Read our submissions
What it’s going to look like
To change the land designation, the airport had to provide a full stack of materials, including a visual impact assessment. Below are renderings made by the airport and available in their full notice of requirements (from page 124).
Guardians of the Bays has appealed the Airport expansion. Please consider donating to support our fight!
What has happened
18th of October 2021
Guardians of the Bays appeal the East Site and Main Site Notice of Requirements. Doing so, we oppose the expansion of the airport for the damages it will inflict to the nearby communities and to the climate.
This will be a long, costly fight. Please consider donating to support the Guardians.
5th of October 2021
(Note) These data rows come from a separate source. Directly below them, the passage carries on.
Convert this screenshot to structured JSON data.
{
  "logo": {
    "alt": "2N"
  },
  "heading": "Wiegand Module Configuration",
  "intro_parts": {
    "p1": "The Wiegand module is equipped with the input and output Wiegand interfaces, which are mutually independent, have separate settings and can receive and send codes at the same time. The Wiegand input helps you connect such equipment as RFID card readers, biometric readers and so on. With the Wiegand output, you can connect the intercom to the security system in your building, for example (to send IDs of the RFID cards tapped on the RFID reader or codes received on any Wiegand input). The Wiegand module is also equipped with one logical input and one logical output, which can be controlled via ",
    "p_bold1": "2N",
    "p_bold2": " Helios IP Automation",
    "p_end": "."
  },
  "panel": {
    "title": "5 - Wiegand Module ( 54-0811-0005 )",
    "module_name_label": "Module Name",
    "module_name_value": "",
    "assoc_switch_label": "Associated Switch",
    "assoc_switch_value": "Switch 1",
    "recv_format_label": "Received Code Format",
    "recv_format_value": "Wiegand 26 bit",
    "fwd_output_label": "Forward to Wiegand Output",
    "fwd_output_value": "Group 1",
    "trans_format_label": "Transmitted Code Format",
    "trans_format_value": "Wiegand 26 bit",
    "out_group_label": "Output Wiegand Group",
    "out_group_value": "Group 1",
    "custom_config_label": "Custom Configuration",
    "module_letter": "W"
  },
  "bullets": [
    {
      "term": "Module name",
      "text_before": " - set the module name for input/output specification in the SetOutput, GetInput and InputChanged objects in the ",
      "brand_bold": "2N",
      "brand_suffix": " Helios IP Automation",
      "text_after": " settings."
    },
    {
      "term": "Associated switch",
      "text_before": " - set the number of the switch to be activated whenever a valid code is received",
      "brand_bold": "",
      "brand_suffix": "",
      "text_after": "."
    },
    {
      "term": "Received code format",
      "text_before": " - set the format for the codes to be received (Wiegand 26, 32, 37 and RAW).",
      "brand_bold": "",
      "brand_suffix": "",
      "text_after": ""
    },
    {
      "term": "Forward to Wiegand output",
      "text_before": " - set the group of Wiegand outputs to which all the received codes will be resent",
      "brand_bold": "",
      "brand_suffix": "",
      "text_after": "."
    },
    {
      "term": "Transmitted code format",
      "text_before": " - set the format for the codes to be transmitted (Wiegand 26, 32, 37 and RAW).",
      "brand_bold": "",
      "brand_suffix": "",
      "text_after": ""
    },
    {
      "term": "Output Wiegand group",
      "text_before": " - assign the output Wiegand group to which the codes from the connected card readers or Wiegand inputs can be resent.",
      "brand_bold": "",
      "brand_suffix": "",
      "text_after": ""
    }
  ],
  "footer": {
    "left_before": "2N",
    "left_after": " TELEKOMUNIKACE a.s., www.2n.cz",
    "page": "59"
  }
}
WIAL must have advised the Wellington City Council whether it accepts or rejects the recommendations in whole or part for each NoR.
As a Requiring Authority, they can ignore the recommendation, and even overwrite the District Plan and its rules, including noise protection for nearby suburbs! In their submission to the panel, they already indicated they wanted noise limits to be lifted!
24th of August 2021
The panel of Independent Commissioners has revealed their final recommendation on the change of land designation.
Guardians of the Bays is disappointed with the recommendation and is considering its options.
Late 2020, early 2021
Wellington City Council appointed an Independant Panel to review the land designation changes the Airport applies for, on the Main Site and the golf course.
A hearing was organised after the independant panel received about 350 submissions, mostly opposing the expansion.